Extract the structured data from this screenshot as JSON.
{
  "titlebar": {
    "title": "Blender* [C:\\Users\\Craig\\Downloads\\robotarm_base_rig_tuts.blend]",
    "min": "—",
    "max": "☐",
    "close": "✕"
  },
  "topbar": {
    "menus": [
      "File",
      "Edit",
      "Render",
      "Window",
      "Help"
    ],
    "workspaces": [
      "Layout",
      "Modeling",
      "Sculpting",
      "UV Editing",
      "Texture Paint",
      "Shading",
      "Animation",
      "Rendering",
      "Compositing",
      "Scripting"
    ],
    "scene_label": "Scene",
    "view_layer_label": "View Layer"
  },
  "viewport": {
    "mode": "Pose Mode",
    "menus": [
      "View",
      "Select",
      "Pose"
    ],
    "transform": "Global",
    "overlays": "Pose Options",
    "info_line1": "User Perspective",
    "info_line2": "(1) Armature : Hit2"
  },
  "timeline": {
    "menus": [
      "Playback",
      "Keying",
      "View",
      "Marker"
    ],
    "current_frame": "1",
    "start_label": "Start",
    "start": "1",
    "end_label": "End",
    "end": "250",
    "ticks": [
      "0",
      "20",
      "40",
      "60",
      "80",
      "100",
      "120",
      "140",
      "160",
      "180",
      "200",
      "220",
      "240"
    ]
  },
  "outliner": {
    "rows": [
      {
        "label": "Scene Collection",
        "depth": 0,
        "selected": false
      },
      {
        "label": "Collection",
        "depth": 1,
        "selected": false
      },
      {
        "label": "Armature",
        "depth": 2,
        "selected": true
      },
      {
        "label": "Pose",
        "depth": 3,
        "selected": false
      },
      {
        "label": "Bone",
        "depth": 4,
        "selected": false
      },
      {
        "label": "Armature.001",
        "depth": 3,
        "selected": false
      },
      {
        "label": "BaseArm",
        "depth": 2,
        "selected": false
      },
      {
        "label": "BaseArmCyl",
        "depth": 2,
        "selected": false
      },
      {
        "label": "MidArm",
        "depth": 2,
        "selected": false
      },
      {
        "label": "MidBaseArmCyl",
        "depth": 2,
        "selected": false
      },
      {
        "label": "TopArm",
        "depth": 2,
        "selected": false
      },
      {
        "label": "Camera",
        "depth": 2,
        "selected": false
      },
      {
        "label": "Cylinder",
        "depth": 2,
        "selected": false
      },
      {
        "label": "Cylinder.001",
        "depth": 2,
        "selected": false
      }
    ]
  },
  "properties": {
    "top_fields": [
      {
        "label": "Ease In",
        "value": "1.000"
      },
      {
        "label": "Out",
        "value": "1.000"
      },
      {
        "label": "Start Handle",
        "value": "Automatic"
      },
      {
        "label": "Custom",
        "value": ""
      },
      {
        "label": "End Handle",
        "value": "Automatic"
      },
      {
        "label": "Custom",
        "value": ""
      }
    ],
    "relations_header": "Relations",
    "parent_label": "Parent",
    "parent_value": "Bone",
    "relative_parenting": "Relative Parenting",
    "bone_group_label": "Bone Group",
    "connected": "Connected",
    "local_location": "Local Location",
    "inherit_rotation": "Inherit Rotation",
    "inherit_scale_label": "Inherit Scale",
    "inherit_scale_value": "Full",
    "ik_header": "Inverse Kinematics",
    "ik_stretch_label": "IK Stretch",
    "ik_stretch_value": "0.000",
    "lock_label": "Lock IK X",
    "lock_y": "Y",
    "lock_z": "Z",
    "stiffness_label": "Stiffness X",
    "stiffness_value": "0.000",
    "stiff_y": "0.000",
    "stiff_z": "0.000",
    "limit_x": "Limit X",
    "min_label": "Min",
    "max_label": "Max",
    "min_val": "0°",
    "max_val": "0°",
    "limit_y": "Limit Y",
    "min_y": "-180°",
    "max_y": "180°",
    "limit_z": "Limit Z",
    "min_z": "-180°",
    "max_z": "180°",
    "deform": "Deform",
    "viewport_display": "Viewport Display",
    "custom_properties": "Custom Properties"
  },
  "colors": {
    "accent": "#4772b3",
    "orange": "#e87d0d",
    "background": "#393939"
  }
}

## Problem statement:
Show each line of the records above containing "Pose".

## Solution to this task:
    "mode": "Pose Mode",
      "Pose"
    "overlays": "Pose Options",
        "label": "Pose",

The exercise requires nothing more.